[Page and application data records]

_ _ _ _ _ _ _

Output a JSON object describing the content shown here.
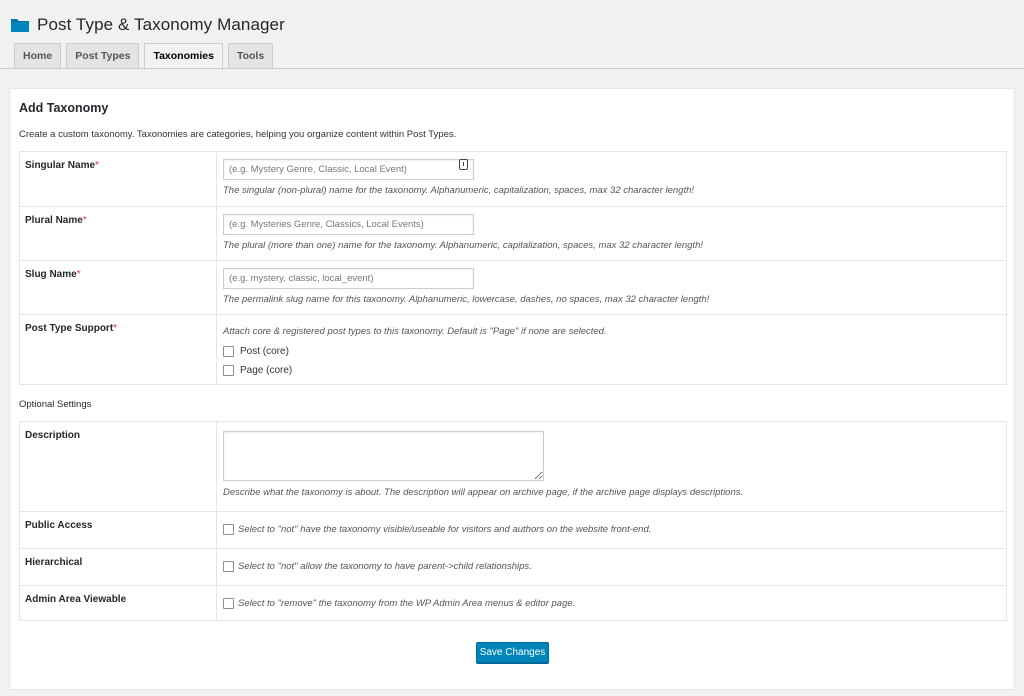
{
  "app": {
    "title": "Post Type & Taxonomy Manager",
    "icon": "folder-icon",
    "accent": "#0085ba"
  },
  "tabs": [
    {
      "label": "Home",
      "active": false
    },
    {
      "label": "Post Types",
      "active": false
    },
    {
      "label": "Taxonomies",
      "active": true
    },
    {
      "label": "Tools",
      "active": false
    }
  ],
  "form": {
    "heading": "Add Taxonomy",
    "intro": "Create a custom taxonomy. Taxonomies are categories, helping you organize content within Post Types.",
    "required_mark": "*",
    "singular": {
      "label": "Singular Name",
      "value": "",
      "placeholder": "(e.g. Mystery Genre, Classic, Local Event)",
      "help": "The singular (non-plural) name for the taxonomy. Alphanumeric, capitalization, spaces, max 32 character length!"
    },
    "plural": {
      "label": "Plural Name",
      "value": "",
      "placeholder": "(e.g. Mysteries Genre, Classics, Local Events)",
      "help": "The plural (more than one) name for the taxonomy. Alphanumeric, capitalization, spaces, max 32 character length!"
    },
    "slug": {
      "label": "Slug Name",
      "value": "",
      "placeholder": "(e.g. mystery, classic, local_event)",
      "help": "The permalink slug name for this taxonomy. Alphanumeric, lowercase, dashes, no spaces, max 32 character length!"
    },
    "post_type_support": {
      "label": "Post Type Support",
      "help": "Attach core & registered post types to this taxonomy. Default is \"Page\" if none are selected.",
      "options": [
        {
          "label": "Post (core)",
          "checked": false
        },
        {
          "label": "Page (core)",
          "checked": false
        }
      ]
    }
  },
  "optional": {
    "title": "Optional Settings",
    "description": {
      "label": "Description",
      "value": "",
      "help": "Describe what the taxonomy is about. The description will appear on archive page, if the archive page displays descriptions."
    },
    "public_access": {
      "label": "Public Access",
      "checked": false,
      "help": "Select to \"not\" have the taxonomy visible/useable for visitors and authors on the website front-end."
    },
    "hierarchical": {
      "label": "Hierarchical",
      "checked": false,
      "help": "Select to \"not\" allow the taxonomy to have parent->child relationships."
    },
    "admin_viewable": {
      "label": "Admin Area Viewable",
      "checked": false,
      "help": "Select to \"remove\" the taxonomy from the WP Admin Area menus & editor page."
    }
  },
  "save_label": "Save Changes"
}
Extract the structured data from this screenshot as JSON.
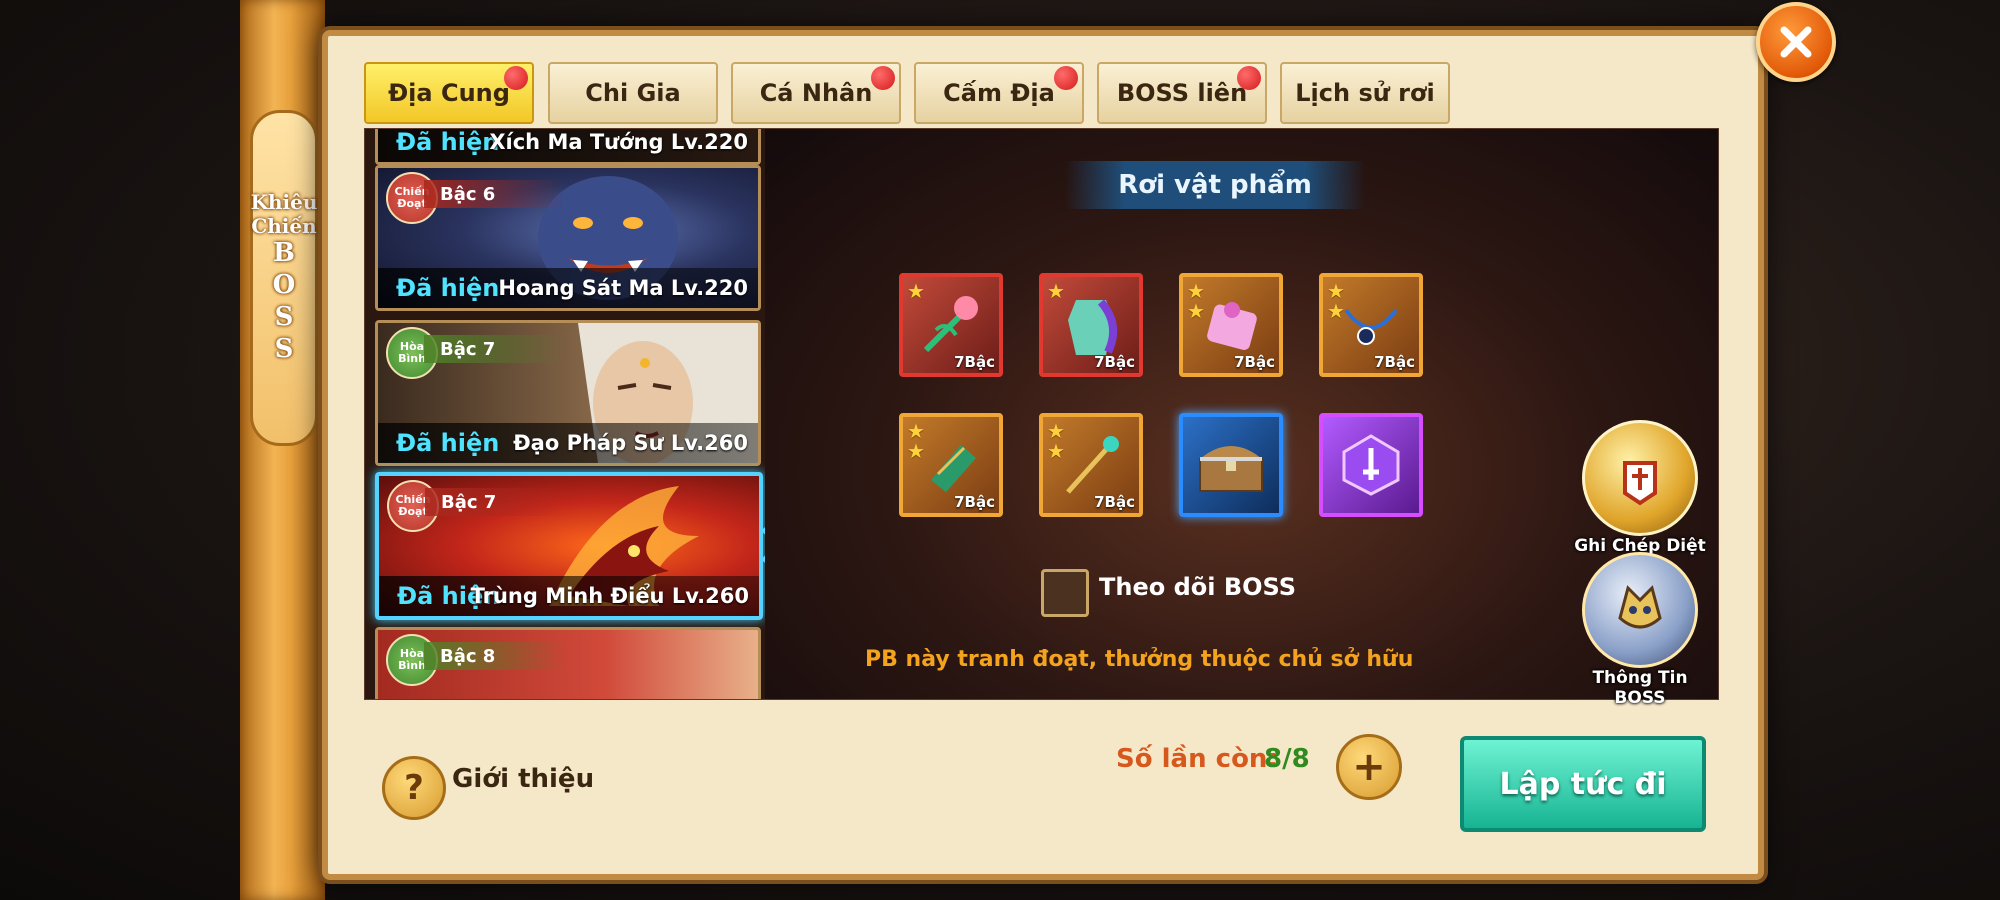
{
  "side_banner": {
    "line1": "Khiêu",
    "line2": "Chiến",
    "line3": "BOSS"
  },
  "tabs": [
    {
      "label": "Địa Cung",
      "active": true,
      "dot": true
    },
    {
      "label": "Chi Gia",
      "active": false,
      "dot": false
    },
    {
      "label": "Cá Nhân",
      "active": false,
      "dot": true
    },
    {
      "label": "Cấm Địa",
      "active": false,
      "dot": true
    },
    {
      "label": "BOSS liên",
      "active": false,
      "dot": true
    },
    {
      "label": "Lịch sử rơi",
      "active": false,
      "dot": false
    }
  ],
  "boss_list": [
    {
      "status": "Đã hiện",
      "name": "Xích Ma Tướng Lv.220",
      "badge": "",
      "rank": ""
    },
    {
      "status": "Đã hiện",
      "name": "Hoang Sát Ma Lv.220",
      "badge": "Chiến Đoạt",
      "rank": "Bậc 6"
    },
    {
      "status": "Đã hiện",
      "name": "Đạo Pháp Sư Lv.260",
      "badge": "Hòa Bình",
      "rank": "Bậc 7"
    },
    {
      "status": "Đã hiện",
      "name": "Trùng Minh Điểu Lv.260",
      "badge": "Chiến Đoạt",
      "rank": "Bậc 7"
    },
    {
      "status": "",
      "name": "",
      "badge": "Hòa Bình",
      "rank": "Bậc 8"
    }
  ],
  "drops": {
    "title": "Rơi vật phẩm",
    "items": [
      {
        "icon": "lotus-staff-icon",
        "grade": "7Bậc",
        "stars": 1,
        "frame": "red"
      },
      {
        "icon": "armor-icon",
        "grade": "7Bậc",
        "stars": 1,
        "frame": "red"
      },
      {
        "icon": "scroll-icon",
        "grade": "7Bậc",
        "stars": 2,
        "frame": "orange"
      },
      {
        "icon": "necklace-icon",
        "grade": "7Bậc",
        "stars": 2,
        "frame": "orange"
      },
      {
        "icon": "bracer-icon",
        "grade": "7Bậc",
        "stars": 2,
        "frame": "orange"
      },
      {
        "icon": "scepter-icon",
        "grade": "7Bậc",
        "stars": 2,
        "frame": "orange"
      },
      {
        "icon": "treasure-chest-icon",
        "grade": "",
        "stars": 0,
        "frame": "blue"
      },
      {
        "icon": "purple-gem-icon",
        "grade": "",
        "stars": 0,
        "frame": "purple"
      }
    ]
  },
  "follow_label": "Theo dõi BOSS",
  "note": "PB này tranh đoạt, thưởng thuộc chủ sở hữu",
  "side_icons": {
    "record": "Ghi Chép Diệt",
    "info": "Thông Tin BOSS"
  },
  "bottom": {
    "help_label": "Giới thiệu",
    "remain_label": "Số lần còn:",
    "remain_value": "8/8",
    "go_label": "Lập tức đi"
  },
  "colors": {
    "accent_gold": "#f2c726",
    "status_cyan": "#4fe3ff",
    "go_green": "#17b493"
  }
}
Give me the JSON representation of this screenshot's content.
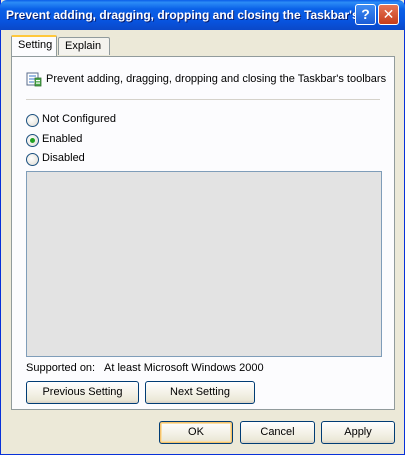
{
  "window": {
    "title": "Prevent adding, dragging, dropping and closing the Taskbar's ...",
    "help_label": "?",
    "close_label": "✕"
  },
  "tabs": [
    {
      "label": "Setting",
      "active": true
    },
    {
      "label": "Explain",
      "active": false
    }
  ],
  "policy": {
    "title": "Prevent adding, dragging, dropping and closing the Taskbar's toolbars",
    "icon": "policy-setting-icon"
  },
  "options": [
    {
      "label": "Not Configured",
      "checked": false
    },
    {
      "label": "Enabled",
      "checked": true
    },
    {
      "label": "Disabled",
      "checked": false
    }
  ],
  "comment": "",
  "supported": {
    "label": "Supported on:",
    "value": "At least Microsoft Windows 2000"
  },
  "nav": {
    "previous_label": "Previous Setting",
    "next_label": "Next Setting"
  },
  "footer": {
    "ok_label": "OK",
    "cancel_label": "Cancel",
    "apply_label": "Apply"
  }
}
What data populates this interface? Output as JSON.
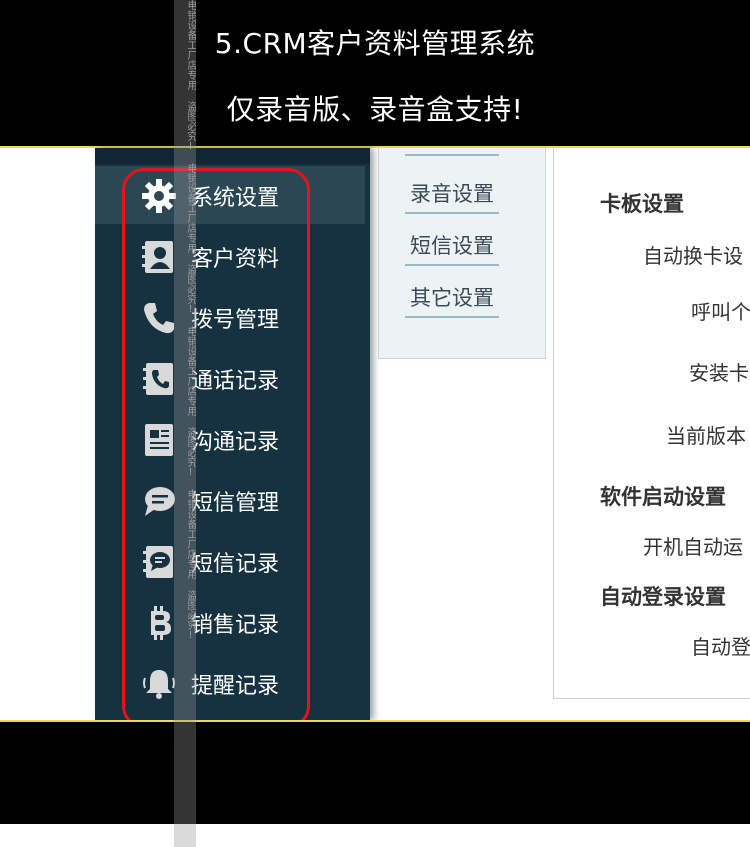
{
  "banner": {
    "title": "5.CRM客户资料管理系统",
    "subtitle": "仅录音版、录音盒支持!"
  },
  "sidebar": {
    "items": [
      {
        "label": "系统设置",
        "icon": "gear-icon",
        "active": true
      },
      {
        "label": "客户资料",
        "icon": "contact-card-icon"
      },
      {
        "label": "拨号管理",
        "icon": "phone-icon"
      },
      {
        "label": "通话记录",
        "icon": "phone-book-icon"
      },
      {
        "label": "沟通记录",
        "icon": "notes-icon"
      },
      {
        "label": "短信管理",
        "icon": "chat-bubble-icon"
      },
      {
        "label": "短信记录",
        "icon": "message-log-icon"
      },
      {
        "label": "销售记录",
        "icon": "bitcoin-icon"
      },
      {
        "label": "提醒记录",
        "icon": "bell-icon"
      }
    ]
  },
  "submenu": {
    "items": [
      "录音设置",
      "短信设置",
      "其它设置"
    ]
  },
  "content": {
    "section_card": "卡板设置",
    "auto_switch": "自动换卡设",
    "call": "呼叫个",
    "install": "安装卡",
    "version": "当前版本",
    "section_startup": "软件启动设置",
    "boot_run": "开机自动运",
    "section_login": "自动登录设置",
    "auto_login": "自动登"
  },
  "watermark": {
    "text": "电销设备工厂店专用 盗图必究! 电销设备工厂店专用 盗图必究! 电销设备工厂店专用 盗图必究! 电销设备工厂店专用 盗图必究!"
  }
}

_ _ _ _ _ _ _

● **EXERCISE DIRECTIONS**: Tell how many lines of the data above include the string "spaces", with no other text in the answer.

● **EXERCISE SOLUTION**: 3